How many lines in the records below contain the string "icon"? Answer with the number alone.

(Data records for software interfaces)
┄┄┄┄┄┄┄┄┄┄

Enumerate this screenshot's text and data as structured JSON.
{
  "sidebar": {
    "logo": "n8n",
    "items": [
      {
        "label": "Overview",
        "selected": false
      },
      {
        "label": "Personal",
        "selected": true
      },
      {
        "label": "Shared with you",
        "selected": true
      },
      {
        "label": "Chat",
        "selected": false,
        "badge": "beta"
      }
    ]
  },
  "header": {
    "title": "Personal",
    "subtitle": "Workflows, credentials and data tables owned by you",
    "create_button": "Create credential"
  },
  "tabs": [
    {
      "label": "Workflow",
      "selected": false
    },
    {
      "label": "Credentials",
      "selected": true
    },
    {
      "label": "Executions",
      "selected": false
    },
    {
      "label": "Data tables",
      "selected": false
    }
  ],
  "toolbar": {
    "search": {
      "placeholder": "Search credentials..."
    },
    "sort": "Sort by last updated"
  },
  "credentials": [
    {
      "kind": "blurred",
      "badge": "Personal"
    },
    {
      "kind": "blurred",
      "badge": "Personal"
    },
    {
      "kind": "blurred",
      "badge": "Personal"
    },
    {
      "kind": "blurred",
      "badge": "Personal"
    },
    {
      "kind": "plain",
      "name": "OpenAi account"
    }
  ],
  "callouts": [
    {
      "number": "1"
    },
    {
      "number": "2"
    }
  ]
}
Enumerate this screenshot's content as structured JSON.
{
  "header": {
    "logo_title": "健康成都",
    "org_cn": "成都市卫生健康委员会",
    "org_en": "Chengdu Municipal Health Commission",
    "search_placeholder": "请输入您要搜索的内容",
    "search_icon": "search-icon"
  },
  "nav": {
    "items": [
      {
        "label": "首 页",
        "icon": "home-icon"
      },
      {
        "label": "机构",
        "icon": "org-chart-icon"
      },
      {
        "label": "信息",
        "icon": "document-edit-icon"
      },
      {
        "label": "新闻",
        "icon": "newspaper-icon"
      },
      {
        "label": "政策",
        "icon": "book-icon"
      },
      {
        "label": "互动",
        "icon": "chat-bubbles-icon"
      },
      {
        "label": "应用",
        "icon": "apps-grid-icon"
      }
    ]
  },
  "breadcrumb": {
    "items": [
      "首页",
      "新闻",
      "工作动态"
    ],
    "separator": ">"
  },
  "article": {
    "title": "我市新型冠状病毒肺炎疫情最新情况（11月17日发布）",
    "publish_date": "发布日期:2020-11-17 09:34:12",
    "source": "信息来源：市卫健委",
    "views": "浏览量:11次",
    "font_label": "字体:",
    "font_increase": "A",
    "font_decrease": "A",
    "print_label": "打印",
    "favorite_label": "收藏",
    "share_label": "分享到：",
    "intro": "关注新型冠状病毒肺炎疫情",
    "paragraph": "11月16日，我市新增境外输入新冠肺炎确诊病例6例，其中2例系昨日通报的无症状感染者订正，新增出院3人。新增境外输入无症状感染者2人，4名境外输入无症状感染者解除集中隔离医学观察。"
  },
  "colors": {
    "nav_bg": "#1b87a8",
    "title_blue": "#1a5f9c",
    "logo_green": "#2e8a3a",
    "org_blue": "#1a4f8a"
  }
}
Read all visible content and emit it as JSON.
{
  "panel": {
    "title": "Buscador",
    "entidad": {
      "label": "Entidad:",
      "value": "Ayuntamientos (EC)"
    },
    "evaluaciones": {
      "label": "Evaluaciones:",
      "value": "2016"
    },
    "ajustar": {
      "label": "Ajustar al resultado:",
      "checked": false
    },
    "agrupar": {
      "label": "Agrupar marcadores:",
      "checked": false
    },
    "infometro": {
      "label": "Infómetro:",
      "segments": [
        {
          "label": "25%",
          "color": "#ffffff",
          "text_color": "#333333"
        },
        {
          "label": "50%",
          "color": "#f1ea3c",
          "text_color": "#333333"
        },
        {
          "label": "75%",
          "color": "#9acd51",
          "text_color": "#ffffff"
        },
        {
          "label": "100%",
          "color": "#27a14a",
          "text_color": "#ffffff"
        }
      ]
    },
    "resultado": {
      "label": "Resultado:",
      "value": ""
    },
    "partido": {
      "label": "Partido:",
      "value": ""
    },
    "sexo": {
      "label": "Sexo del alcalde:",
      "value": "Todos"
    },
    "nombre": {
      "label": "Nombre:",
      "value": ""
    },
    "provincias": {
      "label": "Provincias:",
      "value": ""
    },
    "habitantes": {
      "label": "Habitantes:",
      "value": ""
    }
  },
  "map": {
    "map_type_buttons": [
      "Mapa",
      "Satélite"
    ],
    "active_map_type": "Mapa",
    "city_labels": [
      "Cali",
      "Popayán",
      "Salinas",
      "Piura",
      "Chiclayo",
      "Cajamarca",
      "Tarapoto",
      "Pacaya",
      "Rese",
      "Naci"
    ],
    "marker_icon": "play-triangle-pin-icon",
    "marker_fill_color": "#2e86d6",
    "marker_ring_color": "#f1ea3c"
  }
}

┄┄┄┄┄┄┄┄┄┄

> ANSWER AREA
9